In short, August looks like another month of no heat waves and a lot of unsettled weather.  I fear we haven't seen the last of severe thunderstorms and flash flooding.

Our summer weather so far has been the result of a blocking pattern. For most of the past two months, we've had a Bermuda high pressure, another high pressure system in the western United States, and an area of weakness (a trough, or dip in the atmospheric currents) in the eastern United States.

That dip has brought a string of low pressure systems into the Southeast.  Sometimes they've been accompanied by cold fronts, most of which dissipate somewhere in the Carolinas.

That has produced some monumental rainfall totals, like the 25-plus inches since June 1 in Hickory. Some areas in the North Carolina mountains have exceeded their average annual rainfall totals, with five months still to go.

The long-range computer models point to a continuation of the pattern.

If this type of pattern develops in winter, those of us in the Carolinas are using snow shovels and ice scrapers.  In the summer, it means moderate temperatures and a lot of rain.

Tropical weather activity should be quiet in the Atlantic for the next few weeks. Satellite photos show a lot of dry air being blown westward into the Atlantic from Saharan Africa.  That usually puts a lid on the development of tropical storms and hurricanes, and forecasters seem to think it will continue into at least the middle of August.

That won't stop the development of tropical systems in the Gulf of Mexico, but the Carolinas coast should catch a break for at least a few weeks.

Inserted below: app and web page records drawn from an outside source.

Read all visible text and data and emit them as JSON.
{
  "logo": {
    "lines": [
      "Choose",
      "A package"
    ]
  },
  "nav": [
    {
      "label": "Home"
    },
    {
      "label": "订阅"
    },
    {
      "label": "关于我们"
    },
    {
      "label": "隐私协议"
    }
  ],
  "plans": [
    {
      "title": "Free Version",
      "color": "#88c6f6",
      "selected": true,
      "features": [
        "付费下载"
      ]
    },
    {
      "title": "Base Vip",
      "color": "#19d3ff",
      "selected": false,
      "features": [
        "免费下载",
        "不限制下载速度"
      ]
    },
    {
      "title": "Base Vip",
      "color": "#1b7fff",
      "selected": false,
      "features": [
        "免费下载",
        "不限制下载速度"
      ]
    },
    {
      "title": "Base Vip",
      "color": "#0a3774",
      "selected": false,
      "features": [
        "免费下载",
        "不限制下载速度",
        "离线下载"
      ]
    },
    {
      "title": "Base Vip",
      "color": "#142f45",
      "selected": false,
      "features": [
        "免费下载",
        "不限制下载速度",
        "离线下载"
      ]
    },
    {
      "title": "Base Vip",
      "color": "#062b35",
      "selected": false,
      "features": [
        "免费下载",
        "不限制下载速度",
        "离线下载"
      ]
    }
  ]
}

Remember, though. Once conditions become more favorable for development in the Atlantic, the current pattern over the eastern United States (Bermuda high and eastern U.S. trough) would favor tropical storms and hurricanes making a run at the Southeast coast.